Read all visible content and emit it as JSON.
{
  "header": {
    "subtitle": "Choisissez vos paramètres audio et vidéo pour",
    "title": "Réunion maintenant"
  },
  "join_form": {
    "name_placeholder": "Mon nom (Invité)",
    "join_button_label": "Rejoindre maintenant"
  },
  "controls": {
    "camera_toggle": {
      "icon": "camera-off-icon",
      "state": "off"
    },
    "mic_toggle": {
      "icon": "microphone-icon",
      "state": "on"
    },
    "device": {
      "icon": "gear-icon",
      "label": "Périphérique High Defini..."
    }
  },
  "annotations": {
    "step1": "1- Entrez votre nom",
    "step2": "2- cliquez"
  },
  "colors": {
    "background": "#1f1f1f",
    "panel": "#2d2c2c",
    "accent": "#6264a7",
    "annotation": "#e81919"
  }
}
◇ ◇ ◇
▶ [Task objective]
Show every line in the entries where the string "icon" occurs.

▶ [Task result]
      "icon": "camera-off-icon",
      "icon": "microphone-icon",
      "icon": "gear-icon",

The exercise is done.